After two or three hours, I was ready to leave, so I made my way back to my car.† I dropped off my birding bag, which I was very tired of carrying, and wandered off on a new path, just to see if there were more pictures to be had.† I got one of a Common Bronzewing that I like, and a couple of a White-faced Heron, including one of him flying, which I like.† By that time I was about halfway around one of the lagoons, so I continued on around.† As I crossed the floating boardwalk between a couple of lagoons, I saw a couple of little birds on the water that looked different.† I got the binoculars on them, and damned if they werenít Hoary-headed Grebes!† That is a pretty common bird, and one I had fully expected to see in numbers in the inland areas, but I hadnít seen any at all on the trip, until now.† I think they have stayed in the interior of the country, like so many other water birds, because of all the rain there this year.† But, here were a couple of them at the Laratinga Wetlands, and I had a trip bird for the day.† Outstanding.†

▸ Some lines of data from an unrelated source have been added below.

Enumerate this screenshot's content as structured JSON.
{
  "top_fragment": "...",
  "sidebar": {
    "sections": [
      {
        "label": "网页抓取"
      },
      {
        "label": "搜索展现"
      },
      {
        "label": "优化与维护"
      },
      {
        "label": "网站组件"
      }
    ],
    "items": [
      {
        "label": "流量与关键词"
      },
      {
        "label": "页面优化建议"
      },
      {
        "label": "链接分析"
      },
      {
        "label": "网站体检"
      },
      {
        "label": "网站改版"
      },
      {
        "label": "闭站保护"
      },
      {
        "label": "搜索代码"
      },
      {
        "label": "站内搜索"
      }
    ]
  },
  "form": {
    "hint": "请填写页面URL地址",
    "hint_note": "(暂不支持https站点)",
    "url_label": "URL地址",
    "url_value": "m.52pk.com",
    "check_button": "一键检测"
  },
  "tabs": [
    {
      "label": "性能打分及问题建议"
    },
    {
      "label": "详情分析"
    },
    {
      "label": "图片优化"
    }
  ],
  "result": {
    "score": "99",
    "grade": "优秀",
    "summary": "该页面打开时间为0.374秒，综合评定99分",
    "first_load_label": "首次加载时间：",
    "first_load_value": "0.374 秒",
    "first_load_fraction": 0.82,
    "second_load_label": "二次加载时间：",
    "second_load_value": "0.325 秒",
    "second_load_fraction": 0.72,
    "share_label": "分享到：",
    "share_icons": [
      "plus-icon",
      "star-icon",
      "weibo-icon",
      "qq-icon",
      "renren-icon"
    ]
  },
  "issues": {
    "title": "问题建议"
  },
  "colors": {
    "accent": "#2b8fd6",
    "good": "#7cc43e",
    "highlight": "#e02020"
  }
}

I need to update my spreadsheet, and when I do, it will show that I am falling well short of my expectations for the trip, as I have mentioned before.† I just didnít see anywhere near the numbers of species in the inland areas that I had expected, for all the reasons already listed more than once.† Iím sitting on 221 species for the trip, of which only 11 are lifers.† My original expectations, per my spreadsheet, before I left home, were 243 species, of which 17 would be lifers.† I clearly am going to fall short of that, for all the reasons already mentioned.† At least I have beaten my first two Aussie trips, on which I saw 218 species in 2002 and 206 in 2004.† Maybe I can add another ten by the end, but I need to update my spreadsheet with a thorough review to really know.
At any rate, I had a very nice day today, and that is what really counts anyway.† Even before I got the trip bird, I was having a very nice day.† The temperature got up into the mid-80ís, but I was mostly in the shade, and they had a lot of benches where I could rest and cool down.
Tomorrow I have an appointment to meet local birder Mark, at 6:30 AM.† We are planning to spend the morning visiting some of the conservation parks in the Adelaide Hills.† I donít expect big bird numbers, at all, but there are two honeyeaters I am hoping for Ė White-naped Honeyeater and Crescent Honeyeater.† Both are fairly common, I think, and both are found at all of the places we will visit.† Neither would be a lifer, but both would be good trip birds.† There are more birds that I could potentially see, but Iím not expecting much.† Mostly Iím just hoping for a fun time with a local birder, seeing some of the local birding sites and maybe getting some pictures I like.† Mark can only spend the morning with me, but since we are starting so early, that is fine with me.
One more little tidbit.† Yesterday I heard on the radio that a Qantas A380 engine fell apart after takeoff, and the plane had to return to Singapore.† Qantas has grounded all their A380ís (a super double-decker jumbo jet), and some of their flights to and from the US have been delayed for a day.† I am scheduled to fly home on an A380, from Sydney to L.A., and it will be interesting to see if everything is back to normal by the time of my flight, on the 18th.† I expect them to say that it was a one of a kind episode and things will be back to normal by the 18th.
So, thatís my story for today.† Iíll see if I can get Photos19 processed and up to the website.
Life rolls on.